Service accounts and technical accounts are often a necessary evil, in order to permit servers, applications and processes to work together, without the intervention of an actual user. Service and technical accounts inherently pose a significant risk on your systems.

Shared accounts are accounts that are used by multiple people to get access to a resource. This should be avoided as much as possible.

Apply at least the below security measures to shared, service and technical accounts:

Keep access limited.

Ensure you only allocate service accounts the minimum privileges they require for the tasks they need to carry out and don’t give them any more access than is strictly necessary. Remove all permissions for file sharing, internet access, remote access, local login, etc whenever possible.

Avoid any group memberships for service accounts, technical and shared accounts

Putting service accounts in groups can be risky because service accounts can receive rights and permissions via the group membership. Carefully evaluate the need for group memberships, and when required, limit it to the strict minimum

Set explicit deny permissions to sensitive data

Make sure your service accounts don't have access to critical or sensitive data by setting explicit denies for these accounts. Setting explicit denies ensures the confidentiality of this data, even if group membership or inherited permissions allow access.

Don't recycle/reuse Service Accounts

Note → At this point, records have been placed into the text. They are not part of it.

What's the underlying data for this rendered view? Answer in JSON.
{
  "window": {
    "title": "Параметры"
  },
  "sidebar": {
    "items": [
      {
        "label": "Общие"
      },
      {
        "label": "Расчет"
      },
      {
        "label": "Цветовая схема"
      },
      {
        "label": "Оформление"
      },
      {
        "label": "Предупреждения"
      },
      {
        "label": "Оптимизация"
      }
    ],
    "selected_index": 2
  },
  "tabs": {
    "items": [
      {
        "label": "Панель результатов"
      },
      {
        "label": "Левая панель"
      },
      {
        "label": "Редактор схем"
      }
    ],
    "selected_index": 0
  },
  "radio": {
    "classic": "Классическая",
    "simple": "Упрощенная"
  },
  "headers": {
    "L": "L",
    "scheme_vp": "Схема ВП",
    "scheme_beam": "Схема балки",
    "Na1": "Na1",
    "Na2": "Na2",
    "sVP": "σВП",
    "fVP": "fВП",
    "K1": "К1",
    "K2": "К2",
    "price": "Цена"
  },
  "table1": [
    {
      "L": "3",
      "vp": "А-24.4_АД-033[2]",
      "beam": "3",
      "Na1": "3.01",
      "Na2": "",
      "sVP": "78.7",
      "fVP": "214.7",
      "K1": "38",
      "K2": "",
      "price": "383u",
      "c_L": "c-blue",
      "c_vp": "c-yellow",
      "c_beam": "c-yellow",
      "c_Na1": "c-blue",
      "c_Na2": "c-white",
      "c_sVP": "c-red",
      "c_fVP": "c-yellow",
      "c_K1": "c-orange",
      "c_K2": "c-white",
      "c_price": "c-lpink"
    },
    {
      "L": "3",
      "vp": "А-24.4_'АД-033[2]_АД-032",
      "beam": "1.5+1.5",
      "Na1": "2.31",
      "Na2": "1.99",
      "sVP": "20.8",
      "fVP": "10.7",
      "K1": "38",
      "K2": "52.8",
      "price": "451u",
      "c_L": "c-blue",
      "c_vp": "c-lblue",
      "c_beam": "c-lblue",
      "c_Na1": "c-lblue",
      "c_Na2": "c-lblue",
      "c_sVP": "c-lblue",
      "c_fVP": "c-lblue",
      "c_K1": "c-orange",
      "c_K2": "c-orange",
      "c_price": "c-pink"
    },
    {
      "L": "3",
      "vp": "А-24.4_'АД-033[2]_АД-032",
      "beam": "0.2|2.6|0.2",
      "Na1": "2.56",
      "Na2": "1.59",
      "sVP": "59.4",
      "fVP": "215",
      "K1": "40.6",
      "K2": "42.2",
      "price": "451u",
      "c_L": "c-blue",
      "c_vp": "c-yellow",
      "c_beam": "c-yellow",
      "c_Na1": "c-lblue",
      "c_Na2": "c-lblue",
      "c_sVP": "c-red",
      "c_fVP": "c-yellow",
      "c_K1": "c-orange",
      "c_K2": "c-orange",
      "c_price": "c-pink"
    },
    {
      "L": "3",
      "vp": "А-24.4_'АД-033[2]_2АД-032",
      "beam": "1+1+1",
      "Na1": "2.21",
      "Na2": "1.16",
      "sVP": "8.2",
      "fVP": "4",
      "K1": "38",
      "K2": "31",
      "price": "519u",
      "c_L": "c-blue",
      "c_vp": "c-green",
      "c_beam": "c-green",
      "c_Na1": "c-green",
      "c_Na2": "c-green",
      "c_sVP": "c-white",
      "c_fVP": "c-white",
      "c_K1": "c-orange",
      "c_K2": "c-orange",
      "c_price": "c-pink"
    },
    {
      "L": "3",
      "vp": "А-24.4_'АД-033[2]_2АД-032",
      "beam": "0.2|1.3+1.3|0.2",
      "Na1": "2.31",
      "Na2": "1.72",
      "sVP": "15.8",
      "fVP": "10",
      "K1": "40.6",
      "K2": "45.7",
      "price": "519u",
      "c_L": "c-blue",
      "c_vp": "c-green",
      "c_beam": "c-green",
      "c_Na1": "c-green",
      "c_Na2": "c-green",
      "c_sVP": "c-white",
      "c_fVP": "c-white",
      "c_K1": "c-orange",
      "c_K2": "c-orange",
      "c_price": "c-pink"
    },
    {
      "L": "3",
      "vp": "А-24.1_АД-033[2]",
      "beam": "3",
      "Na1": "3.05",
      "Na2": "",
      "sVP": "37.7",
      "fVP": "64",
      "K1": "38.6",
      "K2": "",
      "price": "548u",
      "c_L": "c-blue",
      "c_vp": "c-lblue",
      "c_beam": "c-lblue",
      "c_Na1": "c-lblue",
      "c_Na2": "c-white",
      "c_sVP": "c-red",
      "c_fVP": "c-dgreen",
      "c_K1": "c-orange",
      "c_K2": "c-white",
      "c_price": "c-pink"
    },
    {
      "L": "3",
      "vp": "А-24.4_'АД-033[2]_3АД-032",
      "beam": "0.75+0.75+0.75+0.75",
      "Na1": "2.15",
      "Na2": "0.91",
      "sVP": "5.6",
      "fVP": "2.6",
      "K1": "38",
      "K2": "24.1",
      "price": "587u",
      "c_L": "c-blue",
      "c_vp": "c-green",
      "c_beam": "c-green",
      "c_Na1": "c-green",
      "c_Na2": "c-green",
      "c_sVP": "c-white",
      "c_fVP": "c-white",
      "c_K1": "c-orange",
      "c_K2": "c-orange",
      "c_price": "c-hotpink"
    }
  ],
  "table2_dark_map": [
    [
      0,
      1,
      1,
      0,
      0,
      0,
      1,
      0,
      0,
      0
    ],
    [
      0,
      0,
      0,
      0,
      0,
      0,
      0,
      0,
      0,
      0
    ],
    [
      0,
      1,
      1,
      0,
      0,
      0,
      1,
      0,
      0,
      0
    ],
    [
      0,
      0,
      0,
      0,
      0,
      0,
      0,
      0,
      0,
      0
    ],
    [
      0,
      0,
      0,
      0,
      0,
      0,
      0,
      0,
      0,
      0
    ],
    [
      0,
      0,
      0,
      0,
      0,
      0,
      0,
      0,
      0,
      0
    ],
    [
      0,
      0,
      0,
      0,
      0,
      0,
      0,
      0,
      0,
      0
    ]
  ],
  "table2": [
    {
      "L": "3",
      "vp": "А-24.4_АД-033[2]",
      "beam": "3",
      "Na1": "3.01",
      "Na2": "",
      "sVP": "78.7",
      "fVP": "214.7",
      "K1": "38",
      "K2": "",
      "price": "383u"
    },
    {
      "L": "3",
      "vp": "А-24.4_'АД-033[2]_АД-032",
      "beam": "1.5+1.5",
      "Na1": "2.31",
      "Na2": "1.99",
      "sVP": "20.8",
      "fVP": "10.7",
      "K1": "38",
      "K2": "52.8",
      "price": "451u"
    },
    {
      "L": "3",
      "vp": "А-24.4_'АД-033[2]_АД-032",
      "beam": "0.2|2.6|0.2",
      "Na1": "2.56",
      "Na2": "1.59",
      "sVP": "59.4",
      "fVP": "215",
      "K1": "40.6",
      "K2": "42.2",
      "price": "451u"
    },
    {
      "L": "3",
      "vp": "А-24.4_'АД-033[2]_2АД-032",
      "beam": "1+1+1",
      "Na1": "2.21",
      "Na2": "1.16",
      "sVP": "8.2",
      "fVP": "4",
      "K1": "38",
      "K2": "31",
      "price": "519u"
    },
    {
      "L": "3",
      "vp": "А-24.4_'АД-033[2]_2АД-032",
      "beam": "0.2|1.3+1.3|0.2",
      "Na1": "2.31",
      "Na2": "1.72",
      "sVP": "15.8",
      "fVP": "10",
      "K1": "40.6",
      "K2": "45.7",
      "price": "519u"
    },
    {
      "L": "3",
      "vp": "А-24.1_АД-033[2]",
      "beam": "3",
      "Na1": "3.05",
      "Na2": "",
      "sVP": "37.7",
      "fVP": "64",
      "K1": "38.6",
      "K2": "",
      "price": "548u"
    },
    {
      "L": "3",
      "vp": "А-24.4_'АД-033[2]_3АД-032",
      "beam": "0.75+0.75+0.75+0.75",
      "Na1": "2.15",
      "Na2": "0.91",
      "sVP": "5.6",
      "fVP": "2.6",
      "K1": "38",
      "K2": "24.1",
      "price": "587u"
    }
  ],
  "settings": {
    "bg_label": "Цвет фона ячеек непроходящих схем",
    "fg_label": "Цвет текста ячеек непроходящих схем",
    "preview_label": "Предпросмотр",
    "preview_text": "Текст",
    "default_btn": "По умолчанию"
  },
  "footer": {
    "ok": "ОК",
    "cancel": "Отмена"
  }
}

Don’t create service accounts by copying an existing account, and never share the service account over multiple services. Every service account, and its permissions, should be carefully analyzed for every use and always be unique to the service.

Disable local login, or isolate it to specific systems

More often than not, shared, service or technical accounts do not need to login to systems. Deny the local login rights whenever possible. If login to specific devices is needed, limit the login rights to those specific systems.

Enable Auditing

Be sure to enable auditing for all service and technical accounts. Once auditing is enabled, regularly check the logs to see who’s using the accounts, when, and what for.


Segregate the accounts for administrative and user tasks, avoid generic/shared accounts


Change any default or guessable account passwords, especially for the administrative account